(Data records for software interfaces)
═══

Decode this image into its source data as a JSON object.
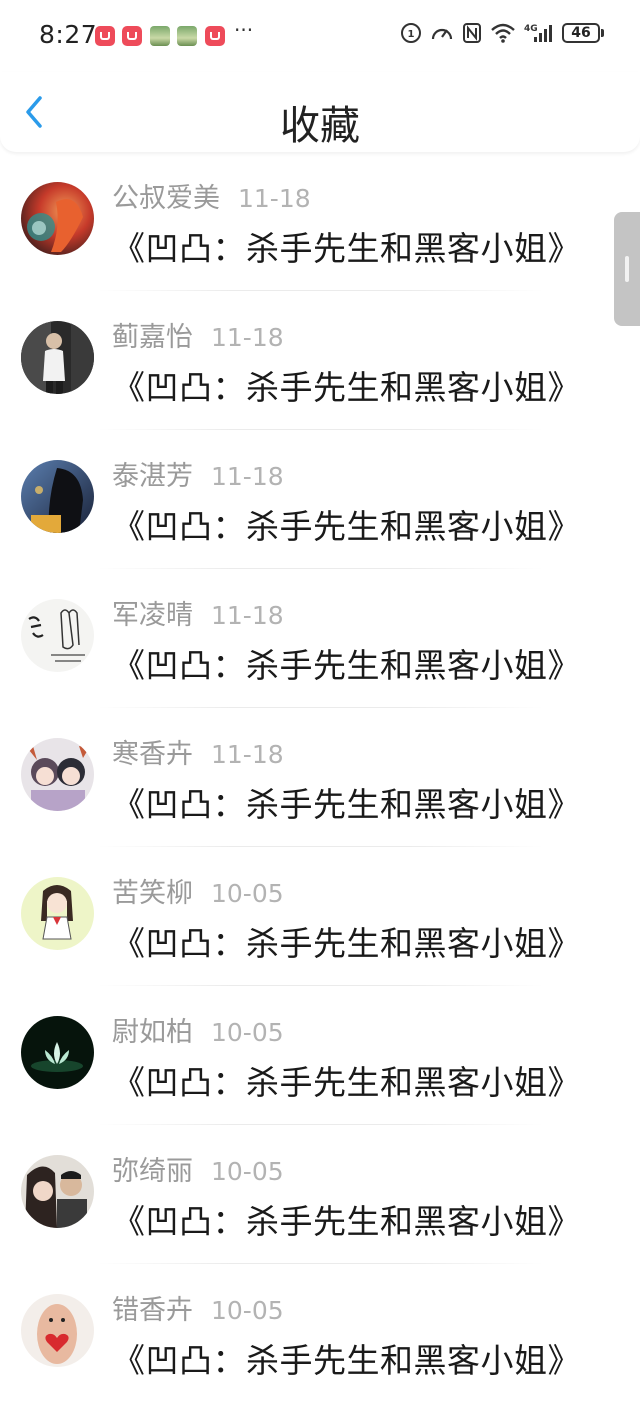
{
  "status_bar": {
    "time": "8:27",
    "overflow": "···",
    "battery": "46",
    "network": "4G",
    "notification_icons": [
      "red-shopping-app-icon",
      "red-shopping-app-icon",
      "green-image-app-icon",
      "green-image-app-icon",
      "red-shopping-app-icon"
    ]
  },
  "header": {
    "title": "收藏",
    "back_icon": "chevron-left-icon",
    "accent_color": "#2b9bea"
  },
  "items": [
    {
      "name": "公叔爱美",
      "date": "11-18",
      "book": "《凹凸：杀手先生和黑客小姐》",
      "avatar": "red-hair-anime-avatar"
    },
    {
      "name": "蓟嘉怡",
      "date": "11-18",
      "book": "《凹凸：杀手先生和黑客小姐》",
      "avatar": "boy-photo-avatar"
    },
    {
      "name": "泰湛芳",
      "date": "11-18",
      "book": "《凹凸：杀手先生和黑客小姐》",
      "avatar": "night-girl-avatar"
    },
    {
      "name": "军凌晴",
      "date": "11-18",
      "book": "《凹凸：杀手先生和黑客小姐》",
      "avatar": "calligraphy-hands-avatar"
    },
    {
      "name": "寒香卉",
      "date": "11-18",
      "book": "《凹凸：杀手先生和黑客小姐》",
      "avatar": "anime-couple-avatar"
    },
    {
      "name": "苦笑柳",
      "date": "10-05",
      "book": "《凹凸：杀手先生和黑客小姐》",
      "avatar": "cartoon-girl-avatar"
    },
    {
      "name": "尉如柏",
      "date": "10-05",
      "book": "《凹凸：杀手先生和黑客小姐》",
      "avatar": "lotus-avatar"
    },
    {
      "name": "弥绮丽",
      "date": "10-05",
      "book": "《凹凸：杀手先生和黑客小姐》",
      "avatar": "couple-photo-avatar"
    },
    {
      "name": "错香卉",
      "date": "10-05",
      "book": "《凹凸：杀手先生和黑客小姐》",
      "avatar": "heart-finger-avatar"
    }
  ]
}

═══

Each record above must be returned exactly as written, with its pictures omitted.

Decode this image into its source data as a JSON object.
{
  "status_bar": {
    "time": "8:27",
    "overflow": "···",
    "battery": "46",
    "network": "4G",
    "notification_icons": [
      "red-shopping-app-icon",
      "red-shopping-app-icon",
      "green-image-app-icon",
      "green-image-app-icon",
      "red-shopping-app-icon"
    ]
  },
  "header": {
    "title": "收藏",
    "back_icon": "chevron-left-icon",
    "accent_color": "#2b9bea"
  },
  "items": [
    {
      "name": "公叔爱美",
      "date": "11-18",
      "book": "《凹凸：杀手先生和黑客小姐》",
      "avatar": "red-hair-anime-avatar"
    },
    {
      "name": "蓟嘉怡",
      "date": "11-18",
      "book": "《凹凸：杀手先生和黑客小姐》",
      "avatar": "boy-photo-avatar"
    },
    {
      "name": "泰湛芳",
      "date": "11-18",
      "book": "《凹凸：杀手先生和黑客小姐》",
      "avatar": "night-girl-avatar"
    },
    {
      "name": "军凌晴",
      "date": "11-18",
      "book": "《凹凸：杀手先生和黑客小姐》",
      "avatar": "calligraphy-hands-avatar"
    },
    {
      "name": "寒香卉",
      "date": "11-18",
      "book": "《凹凸：杀手先生和黑客小姐》",
      "avatar": "anime-couple-avatar"
    },
    {
      "name": "苦笑柳",
      "date": "10-05",
      "book": "《凹凸：杀手先生和黑客小姐》",
      "avatar": "cartoon-girl-avatar"
    },
    {
      "name": "尉如柏",
      "date": "10-05",
      "book": "《凹凸：杀手先生和黑客小姐》",
      "avatar": "lotus-avatar"
    },
    {
      "name": "弥绮丽",
      "date": "10-05",
      "book": "《凹凸：杀手先生和黑客小姐》",
      "avatar": "couple-photo-avatar"
    },
    {
      "name": "错香卉",
      "date": "10-05",
      "book": "《凹凸：杀手先生和黑客小姐》",
      "avatar": "heart-finger-avatar"
    }
  ]
}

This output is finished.